Dataset items

-- Opening Marker --

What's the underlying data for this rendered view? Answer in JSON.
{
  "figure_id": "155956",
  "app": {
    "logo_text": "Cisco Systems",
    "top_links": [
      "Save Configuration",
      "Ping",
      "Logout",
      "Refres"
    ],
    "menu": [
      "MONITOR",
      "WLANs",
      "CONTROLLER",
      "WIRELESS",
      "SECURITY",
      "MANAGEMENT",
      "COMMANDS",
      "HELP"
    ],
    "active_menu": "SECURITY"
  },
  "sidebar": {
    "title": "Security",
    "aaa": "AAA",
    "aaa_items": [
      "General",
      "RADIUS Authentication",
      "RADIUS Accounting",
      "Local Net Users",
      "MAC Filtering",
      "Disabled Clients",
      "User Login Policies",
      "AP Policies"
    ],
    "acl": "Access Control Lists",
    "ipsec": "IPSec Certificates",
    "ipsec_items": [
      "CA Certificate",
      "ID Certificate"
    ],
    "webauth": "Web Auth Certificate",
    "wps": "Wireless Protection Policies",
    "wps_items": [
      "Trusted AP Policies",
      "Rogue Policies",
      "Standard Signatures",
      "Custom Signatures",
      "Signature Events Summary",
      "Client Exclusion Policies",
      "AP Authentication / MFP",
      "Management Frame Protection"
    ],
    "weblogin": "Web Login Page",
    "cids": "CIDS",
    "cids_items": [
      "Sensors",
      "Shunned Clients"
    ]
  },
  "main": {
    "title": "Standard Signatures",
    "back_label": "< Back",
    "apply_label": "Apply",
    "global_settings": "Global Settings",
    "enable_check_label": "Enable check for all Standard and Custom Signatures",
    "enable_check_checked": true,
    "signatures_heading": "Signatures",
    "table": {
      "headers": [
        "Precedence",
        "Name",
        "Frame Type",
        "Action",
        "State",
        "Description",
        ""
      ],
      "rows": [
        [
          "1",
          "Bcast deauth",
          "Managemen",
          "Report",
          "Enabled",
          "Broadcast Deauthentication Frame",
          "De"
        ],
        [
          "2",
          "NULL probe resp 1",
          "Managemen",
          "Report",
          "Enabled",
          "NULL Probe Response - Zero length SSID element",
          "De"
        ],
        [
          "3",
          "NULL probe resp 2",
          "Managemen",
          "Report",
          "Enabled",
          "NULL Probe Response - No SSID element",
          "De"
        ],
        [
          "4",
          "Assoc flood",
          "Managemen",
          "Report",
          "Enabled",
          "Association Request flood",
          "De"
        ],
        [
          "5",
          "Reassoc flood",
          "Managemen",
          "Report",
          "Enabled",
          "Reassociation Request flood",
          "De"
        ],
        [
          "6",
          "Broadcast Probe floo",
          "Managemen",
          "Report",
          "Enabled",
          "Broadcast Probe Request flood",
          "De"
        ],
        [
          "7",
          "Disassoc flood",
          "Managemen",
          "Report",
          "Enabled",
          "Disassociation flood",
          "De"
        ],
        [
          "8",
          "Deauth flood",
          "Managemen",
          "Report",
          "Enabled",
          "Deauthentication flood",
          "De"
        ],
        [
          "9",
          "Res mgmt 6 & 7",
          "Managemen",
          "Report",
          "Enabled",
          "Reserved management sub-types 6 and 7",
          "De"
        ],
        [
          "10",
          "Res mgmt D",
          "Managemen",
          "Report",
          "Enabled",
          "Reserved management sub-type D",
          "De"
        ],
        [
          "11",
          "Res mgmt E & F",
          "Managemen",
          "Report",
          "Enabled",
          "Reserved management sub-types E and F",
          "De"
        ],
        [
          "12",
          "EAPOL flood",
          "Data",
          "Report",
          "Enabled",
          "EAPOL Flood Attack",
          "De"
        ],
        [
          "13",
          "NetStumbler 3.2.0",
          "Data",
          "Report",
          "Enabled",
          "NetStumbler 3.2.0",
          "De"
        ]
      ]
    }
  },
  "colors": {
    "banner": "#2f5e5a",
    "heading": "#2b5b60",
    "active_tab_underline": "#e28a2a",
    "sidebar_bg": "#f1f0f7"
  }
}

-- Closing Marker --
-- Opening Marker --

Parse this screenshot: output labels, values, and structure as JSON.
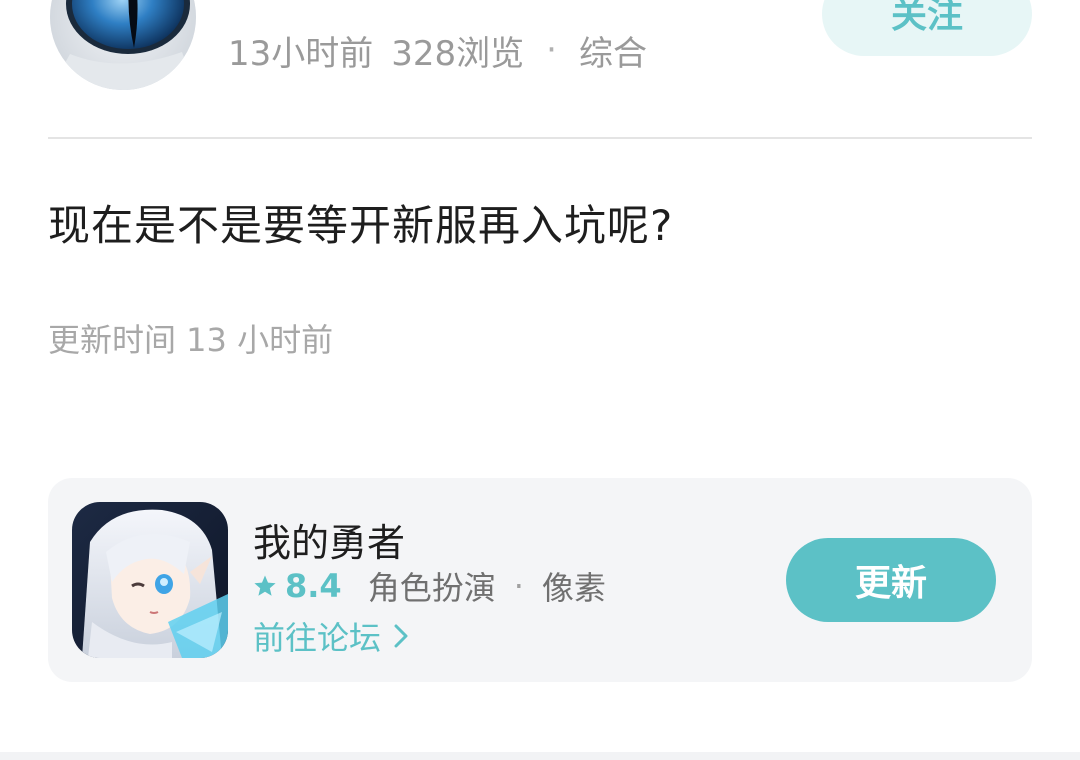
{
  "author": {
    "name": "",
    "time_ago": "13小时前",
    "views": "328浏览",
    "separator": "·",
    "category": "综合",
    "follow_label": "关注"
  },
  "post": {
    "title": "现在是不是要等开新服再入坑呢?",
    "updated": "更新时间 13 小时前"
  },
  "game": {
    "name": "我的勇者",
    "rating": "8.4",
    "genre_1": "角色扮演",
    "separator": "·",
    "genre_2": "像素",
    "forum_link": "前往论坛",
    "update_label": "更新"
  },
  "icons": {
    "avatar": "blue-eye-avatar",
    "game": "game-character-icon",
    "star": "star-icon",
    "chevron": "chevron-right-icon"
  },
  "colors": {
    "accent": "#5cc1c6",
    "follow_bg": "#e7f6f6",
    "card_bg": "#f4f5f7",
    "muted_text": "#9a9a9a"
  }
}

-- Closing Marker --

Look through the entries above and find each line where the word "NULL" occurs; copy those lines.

◆ **The answer**
          "NULL probe resp 1",
          "NULL Probe Response - Zero length SSID element",
          "NULL probe resp 2",
          "NULL Probe Response - No SSID element",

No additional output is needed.